In honor of world suicide prevention day, it seems appropriate to talk about how to help someone struggling with suicidal thoughts.
Here’s some ideas on what to do if a friend lets you know they are depressed, sad, anxious, or having dark thoughts.
- Positive reinforcement. If at any point someone shares anything with you regarding their thoughts or feelings, thank them. Easy things to say include:
- “I’m just so glad you told me.”
- “I know this was probably hard for you to say, but thank you so much for letting me know.”
- Sit with them for a minute. Don’t try to fix anything.
- Do say: “Oh wow friend, that sounds so incredibly hard. I can’t imagine what that feels like.” or “It’s ok, you don’t have to have a reason to be sad.”

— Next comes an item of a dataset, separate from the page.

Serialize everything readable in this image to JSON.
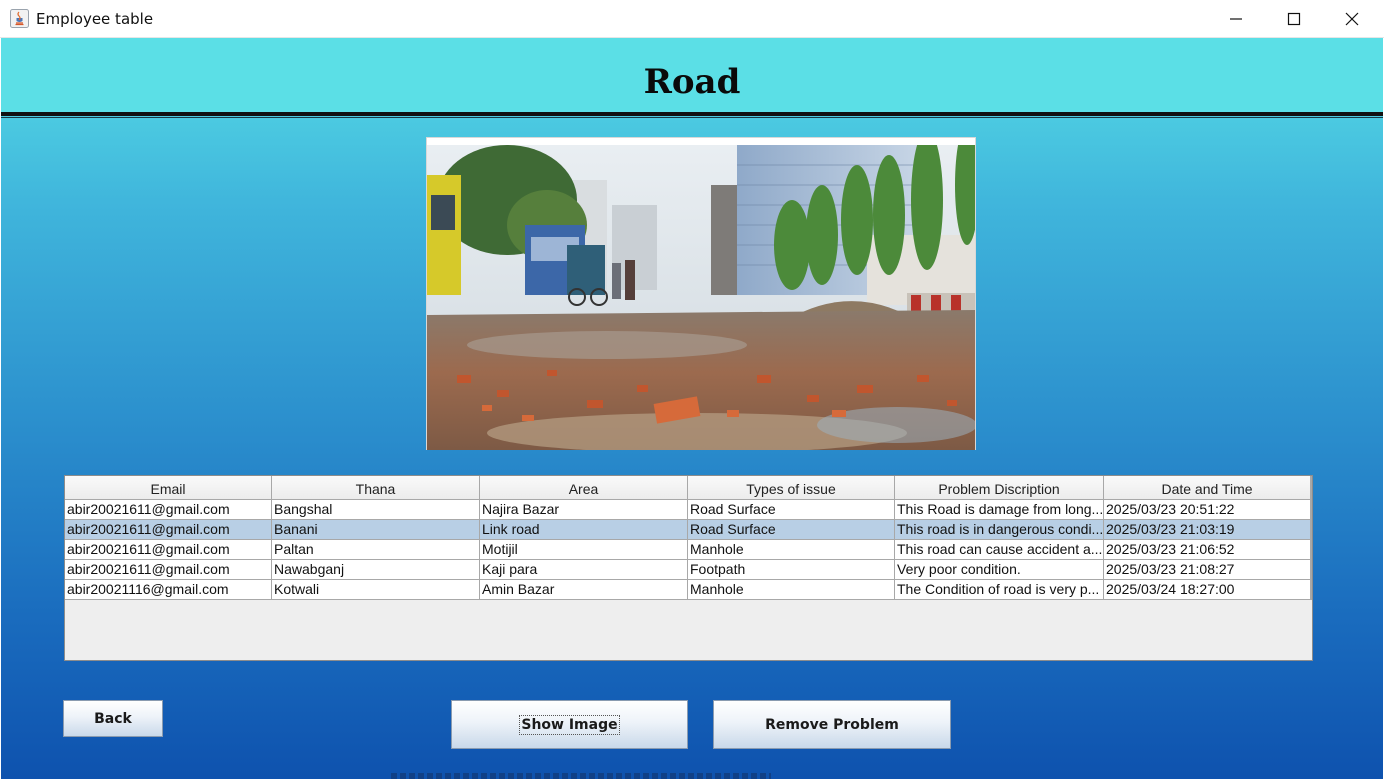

- Don’t say: “But really, your life is wonderful. There are other people out there who are like, dying from starvation and stuff.” Or anything like, “You know it’s probably just a phase, just try to not think about it. Want to go out and have some fun to forget about it?”
- Do try: If they like psychical touch, hold their hand or wrap your arms around them. If they are crying, let them cry for as long as they like.
- After they’ve shared, it’s ok to lighten things up a bit. My husband asks me weird questions that make me laugh. “So what’s your favorite breakfast food?” Or my sister and I watch animal videos. Feel free to skip this step if you don’t feel comfortable.
- Ask what you can do to help. If they say they don’t need anything, try any of the below ideas.
- Offer to feed them. Food is hard when you’re sad.
- Offer to clean their house or do their laundry.
- Offer to sit with them for the night.
- Offer to watch a movie with them. Just make sure it’s a funny and light movie.
- If they haven’t told you in person, offer to come see them or leave work to meet up with them.
- If they accept any of the above offers, try helping them further. Be gentle with these suggestions.
- “Do you want me to help you find a counselor?”
- “Have you tried finding a psychiatrist? I’d love to help you find one, I know that can be overwhelming.”
- Don’t offer your own solutions. Unless you’re a trained medical professional, it’s just better if you don’t. Examples of bad advice:
- Have you tried exercising more?
- Maybe if you spent more time with your friends?
- I know this girl who was depressed and she totally fixed herself with no meds.
- Don’t worry, I’m sure you aren’t that depressed, it’s not like you want to kill yourself or anything. (NEVER assume anything. Maybe they have thought about killing themselves. Now they won’t feel safe telling you.)
If a friend tells you they think about hurting themselves or others.
- Don’t act shocked, surprised, or disgusting. I know it will be hard. But stay calm. The fact that they are telling you means they want help.
- Tell them thank you for telling you.
- Ask them if they have a plan. If they say yes, you need to get them to the emergency room. If they resist, call the police. The police are trained to handle these situations. Call 911, say my friend has a plan to hurt herself, can you please go check on her? If they deem your friend is in danger, they will take her to the hospital.
- If they don’t have a plan, stay with them until you feel they are in a safe place. Continue to check in. Bug the shit out of your friend. It’s totally appropriate. “HEY! How are you today? How are the thoughts? How are the feelings?” Get them in a private place and check in with them.
- Keep it quiet. DO NOT SHARE with anyone unless they give you permission.
- You can ask for permission. “I think your parents should know what’s going on, have you thought about telling them? I can help you, if you’d like”
Overall, you aren’t a medical professional, you are a friend. This is about all you can do.
I hope this helps. If this list is too long, check out this fantastic-amazing-wonderful blog that describes depression in a way almost everyone can understand.
Or you can just pretend they broke their leg. “Oh you broke your leg!!!! That probably hurts a lot! Let’s get you to the hospital!!”
You wouldn’t tell your friend with a broken leg to ignore it, or to keep it to themselves. Or that you knew someone who put their leg back together without any help and you’re sure they can do the same.
Now, if when you are helping your friend, you find yourself absorbing all the sad feelings, that’s ok. You might feel heavy, or worried, scared, or sad. You should also find a professional to talk to. If the feelings are more than you can handle, it’s ok to let your friend know you don’t feel qualified to help them, and refer them to a counselor. You can be there for them without taking on all their pain.
Let me know if you need any help, you can always email me at SJoCrawford@gmail.com.
P.S. A licensed professional looked this over, however, if you think I messed up somewhere, let me know.